Is your January still dry? Many of us begin a new year with the best of intentions and make resolutions in the hope of improving ourselves. Giving up alcohol for a month is a popular one — goodness knows why — but ‘Veganuary’, when you take up veganism until February 1, is an equally trendy option.
Veganism is ‘cruelty free’ and is good for both you and the planet. What’s not to love? Support for the diet has gone mainstream with the US seeing a 600 percent increase in people identifying as vegan over the past three years. But just how ethical is it?
We’re always told that high consumption of meat and dairy is fueling global warming. An Oxford University study found that the permanent adoption of veganism would be the ‘the single best way’ to reduce our environmental impact and could lower a person’s carbon footprint by 73 percent. Rightly so, people are increasingly concerned with the welfare of animals, but removing all traces of animals from your diet isn’t necessarily the solution to the problem of animal exploitation and abuse. Veganism might not be as rosy as it seems.
Human beings are terrible for the planet. Even conscientious eco-warriors can’t seem to get it right. Take Prince Harry, who has vowed to only have two children as any more would be irresponsible for the planet. That noble action was counteracted by his frequent trips on a private plane. Thankfully whether or not to fly privately is not a conundrum most of us peasants are faced with, but surely there are smaller, greener choices we can make that would make Greta proud?

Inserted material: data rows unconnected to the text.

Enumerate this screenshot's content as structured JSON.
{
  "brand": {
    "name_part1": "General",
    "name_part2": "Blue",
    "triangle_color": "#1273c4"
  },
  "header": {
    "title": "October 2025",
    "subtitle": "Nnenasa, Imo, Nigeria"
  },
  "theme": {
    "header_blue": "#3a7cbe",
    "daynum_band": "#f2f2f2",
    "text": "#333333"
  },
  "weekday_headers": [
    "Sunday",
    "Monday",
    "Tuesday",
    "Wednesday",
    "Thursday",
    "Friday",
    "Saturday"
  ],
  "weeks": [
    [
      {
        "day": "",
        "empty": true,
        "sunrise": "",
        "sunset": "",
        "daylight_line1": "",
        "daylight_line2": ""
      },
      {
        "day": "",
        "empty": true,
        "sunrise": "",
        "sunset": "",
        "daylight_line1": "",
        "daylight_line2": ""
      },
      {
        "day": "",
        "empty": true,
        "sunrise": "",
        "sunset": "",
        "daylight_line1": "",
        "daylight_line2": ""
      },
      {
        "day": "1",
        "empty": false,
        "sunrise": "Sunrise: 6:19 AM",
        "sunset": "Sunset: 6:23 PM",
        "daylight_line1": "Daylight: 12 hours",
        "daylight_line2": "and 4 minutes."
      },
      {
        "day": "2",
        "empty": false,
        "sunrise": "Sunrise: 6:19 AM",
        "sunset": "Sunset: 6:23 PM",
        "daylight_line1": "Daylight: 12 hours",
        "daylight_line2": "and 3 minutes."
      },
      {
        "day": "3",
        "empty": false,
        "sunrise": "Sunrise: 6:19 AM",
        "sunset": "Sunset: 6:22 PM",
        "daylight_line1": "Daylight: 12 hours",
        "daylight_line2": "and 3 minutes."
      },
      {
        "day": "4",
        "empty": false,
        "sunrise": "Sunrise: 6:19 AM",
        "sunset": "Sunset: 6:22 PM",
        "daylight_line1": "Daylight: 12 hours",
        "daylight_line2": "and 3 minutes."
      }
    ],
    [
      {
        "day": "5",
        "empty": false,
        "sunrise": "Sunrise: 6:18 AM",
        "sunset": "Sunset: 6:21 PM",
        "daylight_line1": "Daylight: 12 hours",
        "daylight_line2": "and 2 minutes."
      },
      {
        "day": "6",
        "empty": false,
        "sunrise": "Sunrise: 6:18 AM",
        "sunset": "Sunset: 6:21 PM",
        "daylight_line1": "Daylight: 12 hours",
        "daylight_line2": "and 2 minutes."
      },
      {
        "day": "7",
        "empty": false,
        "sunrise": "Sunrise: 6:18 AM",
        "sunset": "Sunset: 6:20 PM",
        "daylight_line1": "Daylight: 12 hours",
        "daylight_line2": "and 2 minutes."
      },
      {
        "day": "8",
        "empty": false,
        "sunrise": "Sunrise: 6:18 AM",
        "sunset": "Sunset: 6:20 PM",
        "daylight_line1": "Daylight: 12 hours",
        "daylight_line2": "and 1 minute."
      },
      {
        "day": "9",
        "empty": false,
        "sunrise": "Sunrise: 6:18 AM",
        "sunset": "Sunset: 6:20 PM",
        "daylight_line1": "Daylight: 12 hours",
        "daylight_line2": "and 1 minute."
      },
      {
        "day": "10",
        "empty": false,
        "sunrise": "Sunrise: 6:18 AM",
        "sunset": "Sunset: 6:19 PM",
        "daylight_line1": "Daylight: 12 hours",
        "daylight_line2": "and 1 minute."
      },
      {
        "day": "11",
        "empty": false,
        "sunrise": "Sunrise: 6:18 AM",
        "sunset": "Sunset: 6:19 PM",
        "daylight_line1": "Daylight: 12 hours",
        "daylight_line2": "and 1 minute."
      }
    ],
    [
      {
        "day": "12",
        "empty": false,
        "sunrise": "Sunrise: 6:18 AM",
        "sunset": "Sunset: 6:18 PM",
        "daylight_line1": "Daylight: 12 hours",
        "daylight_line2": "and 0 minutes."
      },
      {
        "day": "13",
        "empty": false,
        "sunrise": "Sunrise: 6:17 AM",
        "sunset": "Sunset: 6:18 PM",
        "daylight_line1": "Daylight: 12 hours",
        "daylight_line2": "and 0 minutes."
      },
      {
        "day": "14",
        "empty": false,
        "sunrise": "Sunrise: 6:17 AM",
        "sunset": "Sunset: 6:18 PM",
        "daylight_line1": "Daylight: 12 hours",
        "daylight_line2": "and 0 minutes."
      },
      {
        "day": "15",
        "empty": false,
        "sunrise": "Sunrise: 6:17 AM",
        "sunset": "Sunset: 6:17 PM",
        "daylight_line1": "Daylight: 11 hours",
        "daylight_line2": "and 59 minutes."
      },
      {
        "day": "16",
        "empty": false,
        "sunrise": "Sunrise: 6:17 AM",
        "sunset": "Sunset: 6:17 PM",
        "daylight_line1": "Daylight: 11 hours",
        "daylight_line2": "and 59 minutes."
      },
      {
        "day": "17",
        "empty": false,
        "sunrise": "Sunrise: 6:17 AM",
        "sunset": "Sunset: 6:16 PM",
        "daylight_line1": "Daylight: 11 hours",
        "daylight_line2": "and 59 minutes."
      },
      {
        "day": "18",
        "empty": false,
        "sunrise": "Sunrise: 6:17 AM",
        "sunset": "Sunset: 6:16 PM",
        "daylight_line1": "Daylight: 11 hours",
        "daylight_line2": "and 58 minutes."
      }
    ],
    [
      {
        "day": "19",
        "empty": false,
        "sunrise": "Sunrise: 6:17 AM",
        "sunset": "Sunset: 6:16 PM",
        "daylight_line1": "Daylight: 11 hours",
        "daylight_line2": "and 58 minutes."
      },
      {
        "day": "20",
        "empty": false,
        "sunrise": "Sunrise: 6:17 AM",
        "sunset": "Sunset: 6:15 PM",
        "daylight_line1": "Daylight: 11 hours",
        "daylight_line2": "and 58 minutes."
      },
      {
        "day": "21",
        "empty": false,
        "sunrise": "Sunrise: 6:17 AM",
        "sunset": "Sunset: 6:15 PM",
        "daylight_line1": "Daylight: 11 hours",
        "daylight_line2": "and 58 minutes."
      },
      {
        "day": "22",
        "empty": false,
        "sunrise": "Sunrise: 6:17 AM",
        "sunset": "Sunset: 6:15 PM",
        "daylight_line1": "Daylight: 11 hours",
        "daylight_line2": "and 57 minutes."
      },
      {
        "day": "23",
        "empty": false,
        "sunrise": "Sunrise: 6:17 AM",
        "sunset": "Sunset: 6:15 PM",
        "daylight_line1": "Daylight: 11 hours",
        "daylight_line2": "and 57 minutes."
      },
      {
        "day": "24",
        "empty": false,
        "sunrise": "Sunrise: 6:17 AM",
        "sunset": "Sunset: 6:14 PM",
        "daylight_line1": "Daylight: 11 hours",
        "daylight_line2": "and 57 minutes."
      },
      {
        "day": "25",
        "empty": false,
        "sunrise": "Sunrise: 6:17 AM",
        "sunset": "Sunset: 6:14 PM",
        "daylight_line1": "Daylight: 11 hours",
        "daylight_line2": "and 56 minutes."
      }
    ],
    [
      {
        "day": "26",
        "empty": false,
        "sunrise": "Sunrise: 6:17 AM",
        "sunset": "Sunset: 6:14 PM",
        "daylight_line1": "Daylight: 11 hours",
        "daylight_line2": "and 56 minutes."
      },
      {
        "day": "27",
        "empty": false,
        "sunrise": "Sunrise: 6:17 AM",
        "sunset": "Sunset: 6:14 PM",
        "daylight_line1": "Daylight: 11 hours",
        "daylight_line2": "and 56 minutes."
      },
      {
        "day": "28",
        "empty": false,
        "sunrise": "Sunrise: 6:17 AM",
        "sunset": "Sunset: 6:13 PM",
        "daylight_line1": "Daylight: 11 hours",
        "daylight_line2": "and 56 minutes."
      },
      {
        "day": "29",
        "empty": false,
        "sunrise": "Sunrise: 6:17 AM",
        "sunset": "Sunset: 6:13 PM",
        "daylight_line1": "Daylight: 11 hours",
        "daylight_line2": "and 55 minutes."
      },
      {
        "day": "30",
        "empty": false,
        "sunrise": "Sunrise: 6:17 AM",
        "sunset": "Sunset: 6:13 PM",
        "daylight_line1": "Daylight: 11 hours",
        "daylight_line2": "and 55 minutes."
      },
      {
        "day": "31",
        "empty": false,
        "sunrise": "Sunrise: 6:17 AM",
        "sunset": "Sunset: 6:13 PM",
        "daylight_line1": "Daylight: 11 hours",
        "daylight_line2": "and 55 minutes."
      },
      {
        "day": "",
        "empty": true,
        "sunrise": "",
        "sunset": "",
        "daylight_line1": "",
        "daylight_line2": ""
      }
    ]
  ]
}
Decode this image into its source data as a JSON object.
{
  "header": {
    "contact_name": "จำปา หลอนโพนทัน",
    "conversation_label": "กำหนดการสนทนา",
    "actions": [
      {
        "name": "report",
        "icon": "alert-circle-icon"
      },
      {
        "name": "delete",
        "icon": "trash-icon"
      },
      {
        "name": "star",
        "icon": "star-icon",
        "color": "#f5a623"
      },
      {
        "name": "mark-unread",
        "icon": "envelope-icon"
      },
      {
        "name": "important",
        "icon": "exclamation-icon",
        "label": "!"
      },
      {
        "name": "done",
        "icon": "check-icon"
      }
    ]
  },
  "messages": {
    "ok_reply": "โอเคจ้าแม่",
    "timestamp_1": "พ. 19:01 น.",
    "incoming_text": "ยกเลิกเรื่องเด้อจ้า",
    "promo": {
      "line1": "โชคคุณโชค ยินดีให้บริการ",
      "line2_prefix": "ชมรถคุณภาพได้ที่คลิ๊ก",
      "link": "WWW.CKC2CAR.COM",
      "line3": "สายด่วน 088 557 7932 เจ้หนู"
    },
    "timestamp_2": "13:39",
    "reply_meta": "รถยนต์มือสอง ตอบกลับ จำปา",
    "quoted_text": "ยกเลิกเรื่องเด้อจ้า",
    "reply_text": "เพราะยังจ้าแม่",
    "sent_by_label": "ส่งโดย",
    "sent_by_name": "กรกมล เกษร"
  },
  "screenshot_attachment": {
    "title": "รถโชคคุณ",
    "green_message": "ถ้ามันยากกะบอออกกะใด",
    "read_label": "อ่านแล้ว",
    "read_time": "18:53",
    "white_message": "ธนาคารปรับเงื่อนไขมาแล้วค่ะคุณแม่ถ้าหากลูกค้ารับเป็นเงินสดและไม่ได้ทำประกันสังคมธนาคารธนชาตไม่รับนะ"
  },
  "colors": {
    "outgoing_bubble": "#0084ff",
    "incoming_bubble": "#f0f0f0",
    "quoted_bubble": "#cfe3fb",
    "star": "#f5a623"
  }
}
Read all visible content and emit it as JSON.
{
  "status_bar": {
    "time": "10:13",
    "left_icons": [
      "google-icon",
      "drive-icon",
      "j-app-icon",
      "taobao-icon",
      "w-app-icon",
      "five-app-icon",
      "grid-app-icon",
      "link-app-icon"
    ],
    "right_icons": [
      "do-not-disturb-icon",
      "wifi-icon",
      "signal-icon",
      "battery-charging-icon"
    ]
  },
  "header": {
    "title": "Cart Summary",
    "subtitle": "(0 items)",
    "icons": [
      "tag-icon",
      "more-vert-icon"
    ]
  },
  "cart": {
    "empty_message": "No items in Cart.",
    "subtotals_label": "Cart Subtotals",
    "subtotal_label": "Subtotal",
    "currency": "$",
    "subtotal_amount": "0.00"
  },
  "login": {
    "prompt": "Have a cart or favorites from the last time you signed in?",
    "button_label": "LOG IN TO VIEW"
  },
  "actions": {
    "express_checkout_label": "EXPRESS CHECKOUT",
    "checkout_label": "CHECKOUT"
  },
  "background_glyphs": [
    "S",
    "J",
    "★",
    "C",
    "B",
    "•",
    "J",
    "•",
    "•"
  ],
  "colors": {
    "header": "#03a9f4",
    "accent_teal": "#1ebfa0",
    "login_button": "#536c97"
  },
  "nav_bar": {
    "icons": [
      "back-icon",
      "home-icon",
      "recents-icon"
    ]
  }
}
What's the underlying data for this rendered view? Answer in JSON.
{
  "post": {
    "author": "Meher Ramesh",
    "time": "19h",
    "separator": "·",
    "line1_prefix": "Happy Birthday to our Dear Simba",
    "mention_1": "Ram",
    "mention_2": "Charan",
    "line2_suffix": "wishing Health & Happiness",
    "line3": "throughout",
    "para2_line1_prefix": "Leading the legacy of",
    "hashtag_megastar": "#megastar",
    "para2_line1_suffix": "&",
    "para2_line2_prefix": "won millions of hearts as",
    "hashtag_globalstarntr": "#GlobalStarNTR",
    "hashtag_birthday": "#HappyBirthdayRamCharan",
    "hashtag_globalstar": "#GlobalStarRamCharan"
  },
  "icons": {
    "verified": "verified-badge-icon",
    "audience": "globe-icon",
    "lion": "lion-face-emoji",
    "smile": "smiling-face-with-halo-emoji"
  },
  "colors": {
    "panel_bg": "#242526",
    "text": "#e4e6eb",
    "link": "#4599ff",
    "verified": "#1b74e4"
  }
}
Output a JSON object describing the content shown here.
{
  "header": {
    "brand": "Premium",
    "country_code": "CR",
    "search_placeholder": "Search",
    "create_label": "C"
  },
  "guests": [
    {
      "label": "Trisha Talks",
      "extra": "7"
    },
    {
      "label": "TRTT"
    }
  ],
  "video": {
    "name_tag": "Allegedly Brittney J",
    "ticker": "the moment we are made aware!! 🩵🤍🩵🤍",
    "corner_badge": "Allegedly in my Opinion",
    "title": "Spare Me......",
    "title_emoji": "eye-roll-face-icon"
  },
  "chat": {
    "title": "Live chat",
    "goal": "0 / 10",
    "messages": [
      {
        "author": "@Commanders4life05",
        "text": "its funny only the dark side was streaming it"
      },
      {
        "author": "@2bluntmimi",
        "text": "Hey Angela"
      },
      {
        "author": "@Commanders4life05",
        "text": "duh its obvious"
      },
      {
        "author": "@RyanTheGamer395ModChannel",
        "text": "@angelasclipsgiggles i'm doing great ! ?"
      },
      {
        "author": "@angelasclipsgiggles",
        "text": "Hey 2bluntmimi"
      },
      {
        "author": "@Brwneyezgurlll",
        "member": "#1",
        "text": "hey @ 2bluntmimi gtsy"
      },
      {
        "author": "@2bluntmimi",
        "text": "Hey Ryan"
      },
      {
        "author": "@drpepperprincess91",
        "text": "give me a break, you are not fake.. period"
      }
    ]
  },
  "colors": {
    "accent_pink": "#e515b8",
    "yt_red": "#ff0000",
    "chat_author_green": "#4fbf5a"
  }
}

The market for ‘alternate milks’ has exploded in the past five years. Trading dairy milk (formally known as milk) for ‘plant-based’ is supposedly a straightforward way of cutting down your carbon footprint. Almond milk was one of the first to come to the market and has seen a 250 percent increase in demand over the past five years. But it takes a gallon of water to produce a single almond. More than 80 percent of almonds are grown in California which has had some of the worst droughts on record over the past decade. And the mass expansion of almond farming is estimated to have resulted in the death of 50 billion bees in California alone. Talk about a buzz kill.
OK so almond is out: what about oat milk, which supposedly performs well on sustainability metrics? The Swedish brand Oatly was met with fury after selling a $274 million stake to Blackstone, a firm with a significant investment in the deforestation of the Amazon rainforest.
Luckily there are other alternatives. Coconut milk is also widely available and grown in the drought-free tropics. But a recent investigation by PETA found monkeys are chained and abused and used as ‘slaves’ to pick your coconuts, so that’s off the menu too. Water it is, then?
The catastrophic impact of coronavirus and the resulting lockdown on restaurants is well documented, but farmers in America have been hit hard too, despite the mass hysteria about food shortages. In April, Dairy Farmers of America estimated that farmers were throwing away 3.7 million gallons of unsold milk each day. A single chicken processor was destroying 750,000 eggs every week as the demand from restaurants, cafés and schools disappeared overnight.
One of the few benefits of the pandemic has been an increased effort in supporting local businesses. Surely at this point, animal rights activists and eco warriors alike can see the argument for going old school and buying dairy? It supports real, human farmers and eradicates the need to ship coconut milk harvested by monkey slaves across the planet. But nope. PETA believes consuming milk is never acceptable, as it denies cows the right to ‘nurture their young and form lifelong friendships with one another’. Cows are people too, guys.
Animal imitation products aren’t the only problematic food. At first glance, the avocado may seem like a more ethical breakfast choice than going for bacon. But the demand for avocados has given them the nickname oro verde (green gold) among Mexican cartels, who now favor planting the lucrative fruit over marijuana.
None of this is to say consuming animal produce is without its issues. In the US, 99 percent of meat is factory-farmed. There is something deeply concerning (not to mention unconstitutional) about the ‘ag-gag’ laws which criminalize the undercover investigation of conditions in meat farms. But surely a blanket ban isn’t the best approach to a complex ethical issue like the consumption of animal products. Take Britain for example, a nation consisting of wet grassland, good for little other than grazing animals. Can you really argue that it’s more ethical to import an avocado from 5,000 miles away and inadvertently support a Mexican cartel than it is to buy a pack of bacon from your local farmer?
Increased transparency highlights how tricky it is to make moral choices when it comes to what we consume. It makes you wonder whether a completely ethical meal is ever possible. At least those dullards doing Dry January have less to worry about.